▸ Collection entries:
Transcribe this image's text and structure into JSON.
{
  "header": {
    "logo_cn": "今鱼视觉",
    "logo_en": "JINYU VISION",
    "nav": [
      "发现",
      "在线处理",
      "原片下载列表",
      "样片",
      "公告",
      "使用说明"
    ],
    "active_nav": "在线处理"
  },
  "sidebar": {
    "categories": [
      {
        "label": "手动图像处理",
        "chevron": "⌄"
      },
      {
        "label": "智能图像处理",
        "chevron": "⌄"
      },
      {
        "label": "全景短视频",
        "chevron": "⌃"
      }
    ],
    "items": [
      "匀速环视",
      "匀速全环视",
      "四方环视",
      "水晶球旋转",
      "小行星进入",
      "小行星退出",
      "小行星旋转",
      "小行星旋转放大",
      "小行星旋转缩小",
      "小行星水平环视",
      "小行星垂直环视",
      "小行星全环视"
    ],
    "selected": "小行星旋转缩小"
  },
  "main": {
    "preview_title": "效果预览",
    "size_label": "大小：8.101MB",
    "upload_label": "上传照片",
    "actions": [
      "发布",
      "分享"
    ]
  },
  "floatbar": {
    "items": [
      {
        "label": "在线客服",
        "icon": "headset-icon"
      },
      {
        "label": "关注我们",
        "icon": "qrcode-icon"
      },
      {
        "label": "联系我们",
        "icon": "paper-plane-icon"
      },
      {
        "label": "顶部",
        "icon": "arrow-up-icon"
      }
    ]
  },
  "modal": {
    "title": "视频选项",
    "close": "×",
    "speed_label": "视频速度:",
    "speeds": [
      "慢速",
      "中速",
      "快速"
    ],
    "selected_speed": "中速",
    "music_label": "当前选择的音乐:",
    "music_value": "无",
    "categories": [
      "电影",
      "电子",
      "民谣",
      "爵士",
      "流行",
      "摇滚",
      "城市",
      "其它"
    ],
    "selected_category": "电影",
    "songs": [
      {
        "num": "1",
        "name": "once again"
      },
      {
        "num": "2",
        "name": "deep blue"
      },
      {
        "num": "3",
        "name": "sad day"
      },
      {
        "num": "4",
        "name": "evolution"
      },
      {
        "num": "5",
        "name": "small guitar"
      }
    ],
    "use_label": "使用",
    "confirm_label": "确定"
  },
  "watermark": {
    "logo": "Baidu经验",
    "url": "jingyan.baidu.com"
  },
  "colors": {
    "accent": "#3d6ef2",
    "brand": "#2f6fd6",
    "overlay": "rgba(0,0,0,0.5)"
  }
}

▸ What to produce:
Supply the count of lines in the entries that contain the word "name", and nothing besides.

▸ Output for this task:
5